Ten years ago, Property Assessed Clean Energy (PACE) programs were seen as the great hope to enable the growth of distributed solar and energy efficiency through low-cost financing for home and business owners. And while such programs were largely shut down due to actions by the Federal Housing Finance Agency in 2010, PACE has lived on in both the commercial sector and in a few states. This has been led by California, where state government has been undaunted by federal interference.
On Wednesday the HERO program marked another victory in California, with expansion into a further 26 cities including Fremont, Redding and San Luis Obispo, as well as two unincorporated areas in counties in the northern part of the state. This will allow up to 240,000 additional homeowners to take advantage of the program, which like other PACE programs allows access to low-cost financing with their home as collateral.

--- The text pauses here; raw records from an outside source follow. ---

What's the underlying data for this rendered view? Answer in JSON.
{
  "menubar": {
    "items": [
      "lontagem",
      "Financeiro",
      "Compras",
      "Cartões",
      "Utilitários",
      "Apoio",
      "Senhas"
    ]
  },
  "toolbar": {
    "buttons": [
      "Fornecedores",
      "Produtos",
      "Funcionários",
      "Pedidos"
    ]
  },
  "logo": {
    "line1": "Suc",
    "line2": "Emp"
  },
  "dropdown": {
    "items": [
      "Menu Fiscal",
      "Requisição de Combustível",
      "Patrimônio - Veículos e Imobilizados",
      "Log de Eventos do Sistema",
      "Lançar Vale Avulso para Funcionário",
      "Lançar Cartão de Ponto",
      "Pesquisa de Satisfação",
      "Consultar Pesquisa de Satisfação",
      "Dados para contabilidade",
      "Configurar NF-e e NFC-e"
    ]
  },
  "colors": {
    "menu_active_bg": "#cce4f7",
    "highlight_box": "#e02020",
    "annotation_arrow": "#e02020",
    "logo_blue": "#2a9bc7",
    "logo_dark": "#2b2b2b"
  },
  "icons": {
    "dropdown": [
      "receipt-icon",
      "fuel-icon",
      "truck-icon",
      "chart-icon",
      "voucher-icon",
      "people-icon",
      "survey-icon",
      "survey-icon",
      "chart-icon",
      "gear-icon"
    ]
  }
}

This last part can be an important distinction for homeowners with poor credit and/or limited cash, as solar and efficiency improvements can be financed based on the value of the home, not an individual homeowner’s credit rating, and with no up-front cash payment. As such this not only allows many homeowners to access lower interest rates, but expands the number of homeowners who can go solar at all.
According to Renovate America, which runs the HERO program, with the expansion 88% of California households now have access to the program. To date, HERO has supplied $2.1 billion in financing for energy efficiency, water conservation and solar to 88,000 California households.
To date the program has supported 23,000 residential PV arrays, with a combined capacity of 137 MW. Renovate America estimates that 1/3 of HERO financing goes towards residential solar.
Until earlier this week HERO was only available to residential customers, however in partnership with Greenworks Lending Renovate America has begun offering commercial PACE in Missouri, and expects to expand this program to California and Florida later this year.